§ WORK REQUIRED
With the images removed, repeat the data below exactly.

** DATA EXTRACTS follows **

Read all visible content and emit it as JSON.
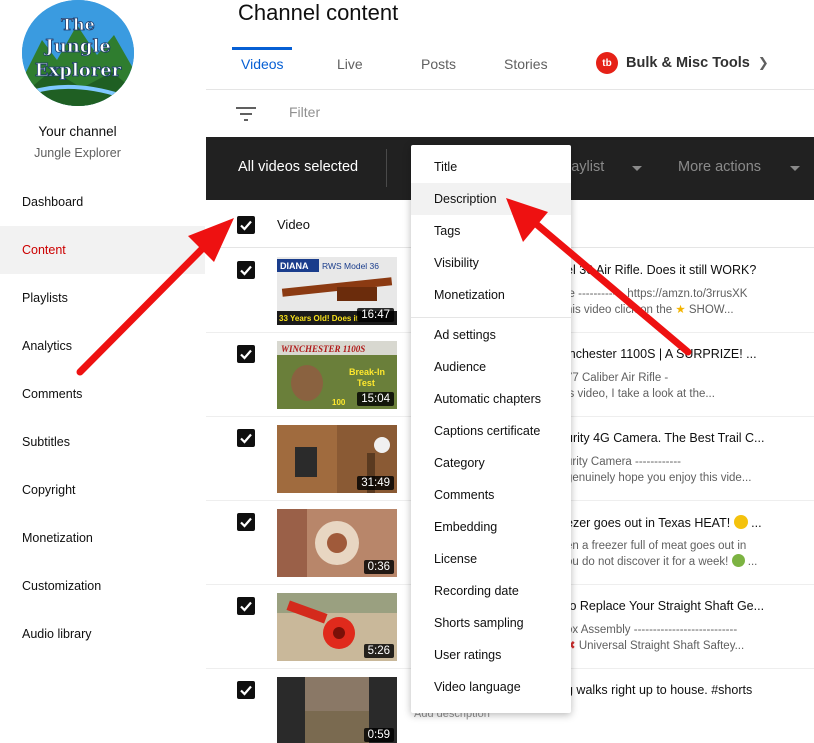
{
  "channel": {
    "logo_text_line1": "The",
    "logo_text_line2": "Jungle",
    "logo_text_line3": "Explorer",
    "your_channel_label": "Your channel",
    "handle": "Jungle Explorer"
  },
  "sidebar": {
    "items": [
      {
        "label": "Dashboard"
      },
      {
        "label": "Content",
        "active": true
      },
      {
        "label": "Playlists"
      },
      {
        "label": "Analytics"
      },
      {
        "label": "Comments"
      },
      {
        "label": "Subtitles"
      },
      {
        "label": "Copyright"
      },
      {
        "label": "Monetization"
      },
      {
        "label": "Customization"
      },
      {
        "label": "Audio library"
      }
    ]
  },
  "header": {
    "title": "Channel content",
    "tabs": [
      {
        "label": "Videos",
        "active": true
      },
      {
        "label": "Live"
      },
      {
        "label": "Posts"
      },
      {
        "label": "Stories"
      }
    ],
    "bulk_tool_label": "Bulk & Misc Tools",
    "bulk_tool_logo": "tb"
  },
  "filter": {
    "placeholder": "Filter"
  },
  "selection_bar": {
    "text": "All videos selected",
    "playlist_partial": "laylist",
    "more_actions": "More actions"
  },
  "table": {
    "column_video": "Video",
    "add_description": "Add description",
    "rows": [
      {
        "duration": "16:47",
        "thumb_label_1": "DIANA",
        "thumb_label_2": "RWS Model 36",
        "thumb_label_3": "33 Years Old! Does it",
        "title": "el 36 Air Rifle. Does it still WORK?",
        "desc1": "le ------------ https://amzn.to/3rrusXK",
        "desc2a": "his video click on the",
        "desc2b": "SHOW..."
      },
      {
        "duration": "15:04",
        "thumb_label_1": "WINCHESTER 1100S",
        "thumb_label_2": "Break-In",
        "thumb_label_3": "Test",
        "thumb_label_4": "100",
        "title": "inchester 1100S | A SURPRIZE! ...",
        "desc1": "77 Caliber Air Rifle -",
        "desc2a": "is video, I take a look at the...",
        "desc2b": ""
      },
      {
        "duration": "31:49",
        "title": "urity 4G Camera. The Best Trail C...",
        "desc1": "urity Camera ------------",
        "desc2a": "genuinely hope you enjoy this vide...",
        "desc2b": ""
      },
      {
        "duration": "0:36",
        "title": "ezer goes out in Texas HEAT!",
        "title_suffix": "...",
        "desc1": "en a freezer full of meat goes out in",
        "desc2a": "ou do not discover it for a week!",
        "desc2b": "..."
      },
      {
        "duration": "5:26",
        "title": "to Replace Your Straight Shaft Ge...",
        "desc1": "ox Assembly ---------------------------",
        "desc2a": "",
        "desc2b": "Universal Straight Shaft Saftey..."
      },
      {
        "duration": "0:59",
        "title": "g walks right up to house. #shorts",
        "desc1": "",
        "desc2a": "",
        "desc2b": ""
      }
    ]
  },
  "menu": {
    "group1": [
      "Title",
      "Description",
      "Tags",
      "Visibility",
      "Monetization"
    ],
    "group2": [
      "Ad settings",
      "Audience",
      "Automatic chapters",
      "Captions certificate",
      "Category",
      "Comments",
      "Embedding",
      "License",
      "Recording date",
      "Shorts sampling",
      "User ratings",
      "Video language"
    ],
    "hovered": "Description"
  },
  "colors": {
    "accent_blue": "#065fd4",
    "active_red": "#cc0000",
    "selection_bar": "#212121",
    "annotation_arrow": "#ee1111"
  }
}
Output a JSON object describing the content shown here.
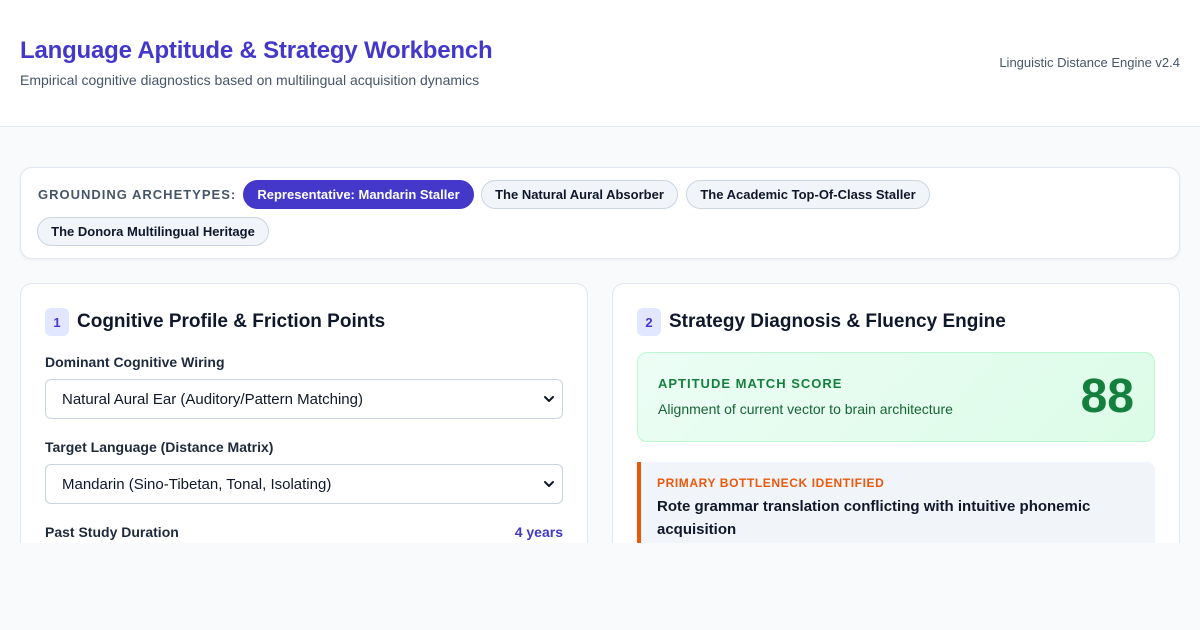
{
  "header": {
    "title": "Language Aptitude & Strategy Workbench",
    "subtitle": "Empirical cognitive diagnostics based on multilingual acquisition dynamics",
    "version": "Linguistic Distance Engine v2.4"
  },
  "archetypes": {
    "label": "GROUNDING ARCHETYPES:",
    "items": [
      {
        "label": "Representative: Mandarin Staller",
        "active": true
      },
      {
        "label": "The Natural Aural Absorber",
        "active": false
      },
      {
        "label": "The Academic Top-Of-Class Staller",
        "active": false
      },
      {
        "label": "The Donora Multilingual Heritage",
        "active": false
      }
    ]
  },
  "profile": {
    "step": "1",
    "title": "Cognitive Profile & Friction Points",
    "wiring_label": "Dominant Cognitive Wiring",
    "wiring_value": "Natural Aural Ear (Auditory/Pattern Matching)",
    "target_label": "Target Language (Distance Matrix)",
    "target_value": "Mandarin (Sino-Tibetan, Tonal, Isolating)",
    "duration_label": "Past Study Duration",
    "duration_value": "4 years"
  },
  "strategy": {
    "step": "2",
    "title": "Strategy Diagnosis & Fluency Engine",
    "score_label": "APTITUDE MATCH SCORE",
    "score_desc": "Alignment of current vector to brain architecture",
    "score_value": "88",
    "bottleneck_label": "PRIMARY BOTTLENECK IDENTIFIED",
    "bottleneck_text": "Rote grammar translation conflicting with intuitive phonemic acquisition"
  },
  "colors": {
    "accent": "#4338ca",
    "success": "#15803d",
    "warning": "#ea580c"
  }
}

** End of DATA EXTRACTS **

§ RESPONSE
Read all visible content and emit it as JSON.
{
  "channel": {
    "logo_text_line1": "The",
    "logo_text_line2": "Jungle",
    "logo_text_line3": "Explorer",
    "your_channel_label": "Your channel",
    "handle": "Jungle Explorer"
  },
  "sidebar": {
    "items": [
      {
        "label": "Dashboard"
      },
      {
        "label": "Content",
        "active": true
      },
      {
        "label": "Playlists"
      },
      {
        "label": "Analytics"
      },
      {
        "label": "Comments"
      },
      {
        "label": "Subtitles"
      },
      {
        "label": "Copyright"
      },
      {
        "label": "Monetization"
      },
      {
        "label": "Customization"
      },
      {
        "label": "Audio library"
      }
    ]
  },
  "header": {
    "title": "Channel content",
    "tabs": [
      {
        "label": "Videos",
        "active": true
      },
      {
        "label": "Live"
      },
      {
        "label": "Posts"
      },
      {
        "label": "Stories"
      }
    ],
    "bulk_tool_label": "Bulk & Misc Tools",
    "bulk_tool_logo": "tb"
  },
  "filter": {
    "placeholder": "Filter"
  },
  "selection_bar": {
    "text": "All videos selected",
    "playlist_partial": "laylist",
    "more_actions": "More actions"
  },
  "table": {
    "column_video": "Video",
    "add_description": "Add description",
    "rows": [
      {
        "duration": "16:47",
        "thumb_label_1": "DIANA",
        "thumb_label_2": "RWS Model 36",
        "thumb_label_3": "33 Years Old! Does it",
        "title": "el 36 Air Rifle. Does it still WORK?",
        "desc1": "le ------------ https://amzn.to/3rrusXK",
        "desc2a": "his video click on the",
        "desc2b": "SHOW..."
      },
      {
        "duration": "15:04",
        "thumb_label_1": "WINCHESTER 1100S",
        "thumb_label_2": "Break-In",
        "thumb_label_3": "Test",
        "thumb_label_4": "100",
        "title": "inchester 1100S | A SURPRIZE! ...",
        "desc1": "77 Caliber Air Rifle -",
        "desc2a": "is video, I take a look at the...",
        "desc2b": ""
      },
      {
        "duration": "31:49",
        "title": "urity 4G Camera. The Best Trail C...",
        "desc1": "urity Camera ------------",
        "desc2a": "genuinely hope you enjoy this vide...",
        "desc2b": ""
      },
      {
        "duration": "0:36",
        "title": "ezer goes out in Texas HEAT!",
        "title_suffix": "...",
        "desc1": "en a freezer full of meat goes out in",
        "desc2a": "ou do not discover it for a week!",
        "desc2b": "..."
      },
      {
        "duration": "5:26",
        "title": "to Replace Your Straight Shaft Ge...",
        "desc1": "ox Assembly ---------------------------",
        "desc2a": "",
        "desc2b": "Universal Straight Shaft Saftey..."
      },
      {
        "duration": "0:59",
        "title": "g walks right up to house. #shorts",
        "desc1": "",
        "desc2a": "",
        "desc2b": ""
      }
    ]
  },
  "menu": {
    "group1": [
      "Title",
      "Description",
      "Tags",
      "Visibility",
      "Monetization"
    ],
    "group2": [
      "Ad settings",
      "Audience",
      "Automatic chapters",
      "Captions certificate",
      "Category",
      "Comments",
      "Embedding",
      "License",
      "Recording date",
      "Shorts sampling",
      "User ratings",
      "Video language"
    ],
    "hovered": "Description"
  },
  "colors": {
    "accent_blue": "#065fd4",
    "active_red": "#cc0000",
    "selection_bar": "#212121",
    "annotation_arrow": "#ee1111"
  }
}
Output a JSON object describing the content shown here.
{
  "header": {
    "title": "Language Aptitude & Strategy Workbench",
    "subtitle": "Empirical cognitive diagnostics based on multilingual acquisition dynamics",
    "version": "Linguistic Distance Engine v2.4"
  },
  "archetypes": {
    "label": "GROUNDING ARCHETYPES:",
    "items": [
      {
        "label": "Representative: Mandarin Staller",
        "active": true
      },
      {
        "label": "The Natural Aural Absorber",
        "active": false
      },
      {
        "label": "The Academic Top-Of-Class Staller",
        "active": false
      },
      {
        "label": "The Donora Multilingual Heritage",
        "active": false
      }
    ]
  },
  "profile": {
    "step": "1",
    "title": "Cognitive Profile & Friction Points",
    "wiring_label": "Dominant Cognitive Wiring",
    "wiring_value": "Natural Aural Ear (Auditory/Pattern Matching)",
    "target_label": "Target Language (Distance Matrix)",
    "target_value": "Mandarin (Sino-Tibetan, Tonal, Isolating)",
    "duration_label": "Past Study Duration",
    "duration_value": "4 years"
  },
  "strategy": {
    "step": "2",
    "title": "Strategy Diagnosis & Fluency Engine",
    "score_label": "APTITUDE MATCH SCORE",
    "score_desc": "Alignment of current vector to brain architecture",
    "score_value": "88",
    "bottleneck_label": "PRIMARY BOTTLENECK IDENTIFIED",
    "bottleneck_text": "Rote grammar translation conflicting with intuitive phonemic acquisition"
  },
  "colors": {
    "accent": "#4338ca",
    "success": "#15803d",
    "warning": "#ea580c"
  }
}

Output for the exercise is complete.